_Prompt_. Take the entries below and reproduce them word for word.

Element data from apps and pages
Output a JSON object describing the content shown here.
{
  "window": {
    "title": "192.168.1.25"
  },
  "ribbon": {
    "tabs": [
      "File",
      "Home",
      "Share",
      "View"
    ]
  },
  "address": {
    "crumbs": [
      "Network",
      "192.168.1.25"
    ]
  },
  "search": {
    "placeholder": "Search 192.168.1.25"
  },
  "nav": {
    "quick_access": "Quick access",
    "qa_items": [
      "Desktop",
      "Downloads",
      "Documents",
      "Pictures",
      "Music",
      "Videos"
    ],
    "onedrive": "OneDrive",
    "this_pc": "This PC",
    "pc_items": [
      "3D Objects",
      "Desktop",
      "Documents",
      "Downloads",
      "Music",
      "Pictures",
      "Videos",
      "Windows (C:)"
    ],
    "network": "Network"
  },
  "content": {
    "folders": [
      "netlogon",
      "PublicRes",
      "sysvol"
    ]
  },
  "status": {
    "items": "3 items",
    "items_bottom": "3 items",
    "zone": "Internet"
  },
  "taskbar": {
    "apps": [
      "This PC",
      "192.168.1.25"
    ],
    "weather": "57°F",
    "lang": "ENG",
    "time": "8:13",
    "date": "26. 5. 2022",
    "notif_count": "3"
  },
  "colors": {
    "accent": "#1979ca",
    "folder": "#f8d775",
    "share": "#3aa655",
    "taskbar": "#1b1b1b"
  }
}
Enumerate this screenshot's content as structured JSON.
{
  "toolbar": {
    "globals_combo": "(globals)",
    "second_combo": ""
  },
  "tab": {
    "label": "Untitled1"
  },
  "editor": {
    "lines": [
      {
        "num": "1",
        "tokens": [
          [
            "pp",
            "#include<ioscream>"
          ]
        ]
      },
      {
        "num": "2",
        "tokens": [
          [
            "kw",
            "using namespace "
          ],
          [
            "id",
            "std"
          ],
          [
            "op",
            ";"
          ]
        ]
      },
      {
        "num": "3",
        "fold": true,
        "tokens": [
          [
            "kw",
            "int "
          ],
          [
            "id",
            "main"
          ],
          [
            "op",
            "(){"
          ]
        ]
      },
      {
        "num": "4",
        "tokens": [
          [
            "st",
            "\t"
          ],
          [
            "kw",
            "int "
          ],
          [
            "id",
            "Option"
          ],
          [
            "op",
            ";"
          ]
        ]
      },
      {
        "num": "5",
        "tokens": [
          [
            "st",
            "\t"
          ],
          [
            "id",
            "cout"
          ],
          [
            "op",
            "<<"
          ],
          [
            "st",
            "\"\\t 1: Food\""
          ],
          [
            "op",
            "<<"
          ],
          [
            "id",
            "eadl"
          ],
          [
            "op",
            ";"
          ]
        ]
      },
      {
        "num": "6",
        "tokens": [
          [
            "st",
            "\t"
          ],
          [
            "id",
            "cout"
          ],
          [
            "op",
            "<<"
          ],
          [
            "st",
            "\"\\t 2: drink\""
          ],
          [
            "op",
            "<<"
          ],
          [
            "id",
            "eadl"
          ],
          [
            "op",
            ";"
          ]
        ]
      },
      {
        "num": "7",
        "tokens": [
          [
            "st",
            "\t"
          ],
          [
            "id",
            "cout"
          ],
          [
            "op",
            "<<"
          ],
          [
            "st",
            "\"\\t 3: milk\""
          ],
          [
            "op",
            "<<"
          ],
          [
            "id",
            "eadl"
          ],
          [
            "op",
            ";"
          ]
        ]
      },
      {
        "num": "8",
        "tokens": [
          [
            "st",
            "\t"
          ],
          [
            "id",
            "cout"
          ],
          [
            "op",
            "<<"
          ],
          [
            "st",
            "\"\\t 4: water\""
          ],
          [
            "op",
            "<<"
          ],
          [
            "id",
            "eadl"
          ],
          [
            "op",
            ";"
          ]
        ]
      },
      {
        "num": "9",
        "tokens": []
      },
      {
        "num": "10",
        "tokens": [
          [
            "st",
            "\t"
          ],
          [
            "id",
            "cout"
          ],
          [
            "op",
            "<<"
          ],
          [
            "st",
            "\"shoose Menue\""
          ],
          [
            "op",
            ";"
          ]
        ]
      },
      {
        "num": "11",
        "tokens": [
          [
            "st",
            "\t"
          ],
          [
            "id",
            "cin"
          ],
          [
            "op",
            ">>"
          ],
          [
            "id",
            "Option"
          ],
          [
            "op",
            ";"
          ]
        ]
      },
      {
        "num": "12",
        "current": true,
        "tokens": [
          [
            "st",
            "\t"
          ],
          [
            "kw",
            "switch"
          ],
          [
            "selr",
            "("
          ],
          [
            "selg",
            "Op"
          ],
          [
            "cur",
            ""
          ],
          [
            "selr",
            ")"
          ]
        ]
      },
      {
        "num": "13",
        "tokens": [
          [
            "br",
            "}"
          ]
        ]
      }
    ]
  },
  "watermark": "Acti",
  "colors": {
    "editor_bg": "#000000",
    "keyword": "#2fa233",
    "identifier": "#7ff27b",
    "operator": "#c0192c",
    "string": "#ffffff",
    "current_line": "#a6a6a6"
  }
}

_Solved problem_.
Output a JSON object describing the content shown here.
{
  "window": {
    "title": "192.168.1.25"
  },
  "ribbon": {
    "tabs": [
      "File",
      "Home",
      "Share",
      "View"
    ]
  },
  "address": {
    "crumbs": [
      "Network",
      "192.168.1.25"
    ]
  },
  "search": {
    "placeholder": "Search 192.168.1.25"
  },
  "nav": {
    "quick_access": "Quick access",
    "qa_items": [
      "Desktop",
      "Downloads",
      "Documents",
      "Pictures",
      "Music",
      "Videos"
    ],
    "onedrive": "OneDrive",
    "this_pc": "This PC",
    "pc_items": [
      "3D Objects",
      "Desktop",
      "Documents",
      "Downloads",
      "Music",
      "Pictures",
      "Videos",
      "Windows (C:)"
    ],
    "network": "Network"
  },
  "content": {
    "folders": [
      "netlogon",
      "PublicRes",
      "sysvol"
    ]
  },
  "status": {
    "items": "3 items",
    "items_bottom": "3 items",
    "zone": "Internet"
  },
  "taskbar": {
    "apps": [
      "This PC",
      "192.168.1.25"
    ],
    "weather": "57°F",
    "lang": "ENG",
    "time": "8:13",
    "date": "26. 5. 2022",
    "notif_count": "3"
  },
  "colors": {
    "accent": "#1979ca",
    "folder": "#f8d775",
    "share": "#3aa655",
    "taskbar": "#1b1b1b"
  }
}
Enumerate this screenshot's content as structured JSON.
{
  "toolbar": {
    "globals_combo": "(globals)",
    "second_combo": ""
  },
  "tab": {
    "label": "Untitled1"
  },
  "editor": {
    "lines": [
      {
        "num": "1",
        "tokens": [
          [
            "pp",
            "#include<ioscream>"
          ]
        ]
      },
      {
        "num": "2",
        "tokens": [
          [
            "kw",
            "using namespace "
          ],
          [
            "id",
            "std"
          ],
          [
            "op",
            ";"
          ]
        ]
      },
      {
        "num": "3",
        "fold": true,
        "tokens": [
          [
            "kw",
            "int "
          ],
          [
            "id",
            "main"
          ],
          [
            "op",
            "(){"
          ]
        ]
      },
      {
        "num": "4",
        "tokens": [
          [
            "st",
            "\t"
          ],
          [
            "kw",
            "int "
          ],
          [
            "id",
            "Option"
          ],
          [
            "op",
            ";"
          ]
        ]
      },
      {
        "num": "5",
        "tokens": [
          [
            "st",
            "\t"
          ],
          [
            "id",
            "cout"
          ],
          [
            "op",
            "<<"
          ],
          [
            "st",
            "\"\\t 1: Food\""
          ],
          [
            "op",
            "<<"
          ],
          [
            "id",
            "eadl"
          ],
          [
            "op",
            ";"
          ]
        ]
      },
      {
        "num": "6",
        "tokens": [
          [
            "st",
            "\t"
          ],
          [
            "id",
            "cout"
          ],
          [
            "op",
            "<<"
          ],
          [
            "st",
            "\"\\t 2: drink\""
          ],
          [
            "op",
            "<<"
          ],
          [
            "id",
            "eadl"
          ],
          [
            "op",
            ";"
          ]
        ]
      },
      {
        "num": "7",
        "tokens": [
          [
            "st",
            "\t"
          ],
          [
            "id",
            "cout"
          ],
          [
            "op",
            "<<"
          ],
          [
            "st",
            "\"\\t 3: milk\""
          ],
          [
            "op",
            "<<"
          ],
          [
            "id",
            "eadl"
          ],
          [
            "op",
            ";"
          ]
        ]
      },
      {
        "num": "8",
        "tokens": [
          [
            "st",
            "\t"
          ],
          [
            "id",
            "cout"
          ],
          [
            "op",
            "<<"
          ],
          [
            "st",
            "\"\\t 4: water\""
          ],
          [
            "op",
            "<<"
          ],
          [
            "id",
            "eadl"
          ],
          [
            "op",
            ";"
          ]
        ]
      },
      {
        "num": "9",
        "tokens": []
      },
      {
        "num": "10",
        "tokens": [
          [
            "st",
            "\t"
          ],
          [
            "id",
            "cout"
          ],
          [
            "op",
            "<<"
          ],
          [
            "st",
            "\"shoose Menue\""
          ],
          [
            "op",
            ";"
          ]
        ]
      },
      {
        "num": "11",
        "tokens": [
          [
            "st",
            "\t"
          ],
          [
            "id",
            "cin"
          ],
          [
            "op",
            ">>"
          ],
          [
            "id",
            "Option"
          ],
          [
            "op",
            ";"
          ]
        ]
      },
      {
        "num": "12",
        "current": true,
        "tokens": [
          [
            "st",
            "\t"
          ],
          [
            "kw",
            "switch"
          ],
          [
            "selr",
            "("
          ],
          [
            "selg",
            "Op"
          ],
          [
            "cur",
            ""
          ],
          [
            "selr",
            ")"
          ]
        ]
      },
      {
        "num": "13",
        "tokens": [
          [
            "br",
            "}"
          ]
        ]
      }
    ]
  },
  "watermark": "Acti",
  "colors": {
    "editor_bg": "#000000",
    "keyword": "#2fa233",
    "identifier": "#7ff27b",
    "operator": "#c0192c",
    "string": "#ffffff",
    "current_line": "#a6a6a6"
  }
}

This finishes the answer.